*YOUR GOAL:* Go through the records underneath and write each one out again exactly.
═════ RECORDS FOR THE TASK
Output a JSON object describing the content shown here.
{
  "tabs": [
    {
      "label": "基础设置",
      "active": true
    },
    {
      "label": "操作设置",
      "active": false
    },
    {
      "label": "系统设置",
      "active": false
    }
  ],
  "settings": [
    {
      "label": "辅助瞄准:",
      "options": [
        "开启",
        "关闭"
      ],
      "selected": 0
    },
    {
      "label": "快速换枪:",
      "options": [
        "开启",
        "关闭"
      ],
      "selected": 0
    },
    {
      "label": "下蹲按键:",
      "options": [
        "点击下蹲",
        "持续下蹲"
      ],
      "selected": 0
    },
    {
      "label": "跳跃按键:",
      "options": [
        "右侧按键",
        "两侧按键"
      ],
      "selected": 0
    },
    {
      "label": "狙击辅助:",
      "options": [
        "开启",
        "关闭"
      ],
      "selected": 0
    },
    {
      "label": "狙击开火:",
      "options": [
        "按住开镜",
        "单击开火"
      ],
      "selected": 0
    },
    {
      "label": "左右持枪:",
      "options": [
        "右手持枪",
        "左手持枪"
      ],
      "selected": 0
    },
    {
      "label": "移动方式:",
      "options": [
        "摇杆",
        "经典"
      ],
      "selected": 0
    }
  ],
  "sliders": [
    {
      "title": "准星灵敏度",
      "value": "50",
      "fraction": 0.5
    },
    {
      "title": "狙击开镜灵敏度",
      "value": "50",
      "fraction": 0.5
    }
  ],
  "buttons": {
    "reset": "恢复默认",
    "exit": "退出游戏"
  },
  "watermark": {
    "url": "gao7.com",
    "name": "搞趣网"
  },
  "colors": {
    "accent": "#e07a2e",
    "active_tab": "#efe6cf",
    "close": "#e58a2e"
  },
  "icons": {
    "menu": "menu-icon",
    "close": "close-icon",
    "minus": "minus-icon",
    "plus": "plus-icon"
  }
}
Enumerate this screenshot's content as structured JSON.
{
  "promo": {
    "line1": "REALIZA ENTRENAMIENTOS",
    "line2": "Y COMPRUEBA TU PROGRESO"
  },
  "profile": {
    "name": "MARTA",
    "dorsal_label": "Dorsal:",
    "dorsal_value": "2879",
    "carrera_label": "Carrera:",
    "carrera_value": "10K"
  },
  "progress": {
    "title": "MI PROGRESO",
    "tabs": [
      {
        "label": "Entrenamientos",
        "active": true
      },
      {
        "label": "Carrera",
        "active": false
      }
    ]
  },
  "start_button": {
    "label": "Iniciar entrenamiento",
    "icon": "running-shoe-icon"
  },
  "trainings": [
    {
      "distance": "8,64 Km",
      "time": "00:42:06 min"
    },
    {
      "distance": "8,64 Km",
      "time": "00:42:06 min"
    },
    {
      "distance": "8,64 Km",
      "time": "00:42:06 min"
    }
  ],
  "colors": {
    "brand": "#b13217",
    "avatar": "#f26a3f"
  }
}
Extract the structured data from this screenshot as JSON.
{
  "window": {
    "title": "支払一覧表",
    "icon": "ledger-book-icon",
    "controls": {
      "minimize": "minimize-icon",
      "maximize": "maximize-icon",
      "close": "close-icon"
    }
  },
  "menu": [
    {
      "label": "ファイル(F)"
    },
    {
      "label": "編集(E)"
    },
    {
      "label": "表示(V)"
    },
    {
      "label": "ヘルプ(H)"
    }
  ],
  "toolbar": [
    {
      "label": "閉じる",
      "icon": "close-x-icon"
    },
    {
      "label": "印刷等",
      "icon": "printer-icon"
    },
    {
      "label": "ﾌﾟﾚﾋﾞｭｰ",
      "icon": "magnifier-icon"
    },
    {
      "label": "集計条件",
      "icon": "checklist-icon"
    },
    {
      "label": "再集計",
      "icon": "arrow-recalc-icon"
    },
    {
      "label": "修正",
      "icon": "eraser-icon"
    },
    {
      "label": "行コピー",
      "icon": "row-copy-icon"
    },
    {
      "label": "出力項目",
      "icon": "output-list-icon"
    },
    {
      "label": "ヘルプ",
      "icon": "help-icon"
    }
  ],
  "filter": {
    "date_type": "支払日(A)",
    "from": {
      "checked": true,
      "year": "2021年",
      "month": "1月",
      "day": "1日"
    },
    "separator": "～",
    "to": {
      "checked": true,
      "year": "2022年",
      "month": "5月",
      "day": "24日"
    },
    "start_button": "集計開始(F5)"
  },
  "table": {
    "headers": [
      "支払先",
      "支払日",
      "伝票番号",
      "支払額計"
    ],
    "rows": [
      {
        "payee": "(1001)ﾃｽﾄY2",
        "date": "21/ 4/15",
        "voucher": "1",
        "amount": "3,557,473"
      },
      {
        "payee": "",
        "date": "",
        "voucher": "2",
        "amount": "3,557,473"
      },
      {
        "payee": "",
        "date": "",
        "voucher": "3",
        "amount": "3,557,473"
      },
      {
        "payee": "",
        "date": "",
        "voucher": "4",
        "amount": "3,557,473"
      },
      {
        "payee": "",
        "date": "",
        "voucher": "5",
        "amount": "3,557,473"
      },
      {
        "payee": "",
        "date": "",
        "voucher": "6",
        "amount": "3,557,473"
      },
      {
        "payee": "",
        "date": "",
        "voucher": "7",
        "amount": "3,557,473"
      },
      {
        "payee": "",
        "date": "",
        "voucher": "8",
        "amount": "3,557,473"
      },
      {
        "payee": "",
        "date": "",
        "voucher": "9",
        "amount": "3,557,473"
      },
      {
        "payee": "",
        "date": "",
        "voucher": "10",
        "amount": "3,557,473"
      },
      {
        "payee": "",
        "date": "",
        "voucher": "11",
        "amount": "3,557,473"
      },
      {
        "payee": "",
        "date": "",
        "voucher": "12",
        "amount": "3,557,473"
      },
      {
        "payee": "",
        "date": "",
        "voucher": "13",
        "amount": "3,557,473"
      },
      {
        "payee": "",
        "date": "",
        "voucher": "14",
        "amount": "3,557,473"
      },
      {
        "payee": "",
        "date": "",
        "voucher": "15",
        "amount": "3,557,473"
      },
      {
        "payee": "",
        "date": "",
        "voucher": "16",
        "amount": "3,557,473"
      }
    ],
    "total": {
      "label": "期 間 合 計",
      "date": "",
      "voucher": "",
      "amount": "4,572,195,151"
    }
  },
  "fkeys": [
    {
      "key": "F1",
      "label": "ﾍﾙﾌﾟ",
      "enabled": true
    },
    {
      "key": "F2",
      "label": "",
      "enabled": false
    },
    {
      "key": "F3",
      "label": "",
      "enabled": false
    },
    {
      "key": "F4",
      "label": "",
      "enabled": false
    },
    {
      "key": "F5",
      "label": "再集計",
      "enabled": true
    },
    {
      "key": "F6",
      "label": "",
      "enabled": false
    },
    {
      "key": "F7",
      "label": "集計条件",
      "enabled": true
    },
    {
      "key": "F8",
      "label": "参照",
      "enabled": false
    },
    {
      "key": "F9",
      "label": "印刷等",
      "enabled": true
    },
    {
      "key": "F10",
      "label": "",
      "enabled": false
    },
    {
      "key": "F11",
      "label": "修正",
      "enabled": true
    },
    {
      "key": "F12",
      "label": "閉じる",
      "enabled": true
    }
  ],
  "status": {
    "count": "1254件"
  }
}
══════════
*EXERCISE RESULT:*
Output a JSON object describing the content shown here.
{
  "tabs": [
    {
      "label": "基础设置",
      "active": true
    },
    {
      "label": "操作设置",
      "active": false
    },
    {
      "label": "系统设置",
      "active": false
    }
  ],
  "settings": [
    {
      "label": "辅助瞄准:",
      "options": [
        "开启",
        "关闭"
      ],
      "selected": 0
    },
    {
      "label": "快速换枪:",
      "options": [
        "开启",
        "关闭"
      ],
      "selected": 0
    },
    {
      "label": "下蹲按键:",
      "options": [
        "点击下蹲",
        "持续下蹲"
      ],
      "selected": 0
    },
    {
      "label": "跳跃按键:",
      "options": [
        "右侧按键",
        "两侧按键"
      ],
      "selected": 0
    },
    {
      "label": "狙击辅助:",
      "options": [
        "开启",
        "关闭"
      ],
      "selected": 0
    },
    {
      "label": "狙击开火:",
      "options": [
        "按住开镜",
        "单击开火"
      ],
      "selected": 0
    },
    {
      "label": "左右持枪:",
      "options": [
        "右手持枪",
        "左手持枪"
      ],
      "selected": 0
    },
    {
      "label": "移动方式:",
      "options": [
        "摇杆",
        "经典"
      ],
      "selected": 0
    }
  ],
  "sliders": [
    {
      "title": "准星灵敏度",
      "value": "50",
      "fraction": 0.5
    },
    {
      "title": "狙击开镜灵敏度",
      "value": "50",
      "fraction": 0.5
    }
  ],
  "buttons": {
    "reset": "恢复默认",
    "exit": "退出游戏"
  },
  "watermark": {
    "url": "gao7.com",
    "name": "搞趣网"
  },
  "colors": {
    "accent": "#e07a2e",
    "active_tab": "#efe6cf",
    "close": "#e58a2e"
  },
  "icons": {
    "menu": "menu-icon",
    "close": "close-icon",
    "minus": "minus-icon",
    "plus": "plus-icon"
  }
}
Enumerate this screenshot's content as structured JSON.
{
  "promo": {
    "line1": "REALIZA ENTRENAMIENTOS",
    "line2": "Y COMPRUEBA TU PROGRESO"
  },
  "profile": {
    "name": "MARTA",
    "dorsal_label": "Dorsal:",
    "dorsal_value": "2879",
    "carrera_label": "Carrera:",
    "carrera_value": "10K"
  },
  "progress": {
    "title": "MI PROGRESO",
    "tabs": [
      {
        "label": "Entrenamientos",
        "active": true
      },
      {
        "label": "Carrera",
        "active": false
      }
    ]
  },
  "start_button": {
    "label": "Iniciar entrenamiento",
    "icon": "running-shoe-icon"
  },
  "trainings": [
    {
      "distance": "8,64 Km",
      "time": "00:42:06 min"
    },
    {
      "distance": "8,64 Km",
      "time": "00:42:06 min"
    },
    {
      "distance": "8,64 Km",
      "time": "00:42:06 min"
    }
  ],
  "colors": {
    "brand": "#b13217",
    "avatar": "#f26a3f"
  }
}
Extract the structured data from this screenshot as JSON.
{
  "window": {
    "title": "支払一覧表",
    "icon": "ledger-book-icon",
    "controls": {
      "minimize": "minimize-icon",
      "maximize": "maximize-icon",
      "close": "close-icon"
    }
  },
  "menu": [
    {
      "label": "ファイル(F)"
    },
    {
      "label": "編集(E)"
    },
    {
      "label": "表示(V)"
    },
    {
      "label": "ヘルプ(H)"
    }
  ],
  "toolbar": [
    {
      "label": "閉じる",
      "icon": "close-x-icon"
    },
    {
      "label": "印刷等",
      "icon": "printer-icon"
    },
    {
      "label": "ﾌﾟﾚﾋﾞｭｰ",
      "icon": "magnifier-icon"
    },
    {
      "label": "集計条件",
      "icon": "checklist-icon"
    },
    {
      "label": "再集計",
      "icon": "arrow-recalc-icon"
    },
    {
      "label": "修正",
      "icon": "eraser-icon"
    },
    {
      "label": "行コピー",
      "icon": "row-copy-icon"
    },
    {
      "label": "出力項目",
      "icon": "output-list-icon"
    },
    {
      "label": "ヘルプ",
      "icon": "help-icon"
    }
  ],
  "filter": {
    "date_type": "支払日(A)",
    "from": {
      "checked": true,
      "year": "2021年",
      "month": "1月",
      "day": "1日"
    },
    "separator": "～",
    "to": {
      "checked": true,
      "year": "2022年",
      "month": "5月",
      "day": "24日"
    },
    "start_button": "集計開始(F5)"
  },
  "table": {
    "headers": [
      "支払先",
      "支払日",
      "伝票番号",
      "支払額計"
    ],
    "rows": [
      {
        "payee": "(1001)ﾃｽﾄY2",
        "date": "21/ 4/15",
        "voucher": "1",
        "amount": "3,557,473"
      },
      {
        "payee": "",
        "date": "",
        "voucher": "2",
        "amount": "3,557,473"
      },
      {
        "payee": "",
        "date": "",
        "voucher": "3",
        "amount": "3,557,473"
      },
      {
        "payee": "",
        "date": "",
        "voucher": "4",
        "amount": "3,557,473"
      },
      {
        "payee": "",
        "date": "",
        "voucher": "5",
        "amount": "3,557,473"
      },
      {
        "payee": "",
        "date": "",
        "voucher": "6",
        "amount": "3,557,473"
      },
      {
        "payee": "",
        "date": "",
        "voucher": "7",
        "amount": "3,557,473"
      },
      {
        "payee": "",
        "date": "",
        "voucher": "8",
        "amount": "3,557,473"
      },
      {
        "payee": "",
        "date": "",
        "voucher": "9",
        "amount": "3,557,473"
      },
      {
        "payee": "",
        "date": "",
        "voucher": "10",
        "amount": "3,557,473"
      },
      {
        "payee": "",
        "date": "",
        "voucher": "11",
        "amount": "3,557,473"
      },
      {
        "payee": "",
        "date": "",
        "voucher": "12",
        "amount": "3,557,473"
      },
      {
        "payee": "",
        "date": "",
        "voucher": "13",
        "amount": "3,557,473"
      },
      {
        "payee": "",
        "date": "",
        "voucher": "14",
        "amount": "3,557,473"
      },
      {
        "payee": "",
        "date": "",
        "voucher": "15",
        "amount": "3,557,473"
      },
      {
        "payee": "",
        "date": "",
        "voucher": "16",
        "amount": "3,557,473"
      }
    ],
    "total": {
      "label": "期 間 合 計",
      "date": "",
      "voucher": "",
      "amount": "4,572,195,151"
    }
  },
  "fkeys": [
    {
      "key": "F1",
      "label": "ﾍﾙﾌﾟ",
      "enabled": true
    },
    {
      "key": "F2",
      "label": "",
      "enabled": false
    },
    {
      "key": "F3",
      "label": "",
      "enabled": false
    },
    {
      "key": "F4",
      "label": "",
      "enabled": false
    },
    {
      "key": "F5",
      "label": "再集計",
      "enabled": true
    },
    {
      "key": "F6",
      "label": "",
      "enabled": false
    },
    {
      "key": "F7",
      "label": "集計条件",
      "enabled": true
    },
    {
      "key": "F8",
      "label": "参照",
      "enabled": false
    },
    {
      "key": "F9",
      "label": "印刷等",
      "enabled": true
    },
    {
      "key": "F10",
      "label": "",
      "enabled": false
    },
    {
      "key": "F11",
      "label": "修正",
      "enabled": true
    },
    {
      "key": "F12",
      "label": "閉じる",
      "enabled": true
    }
  ],
  "status": {
    "count": "1254件"
  }
}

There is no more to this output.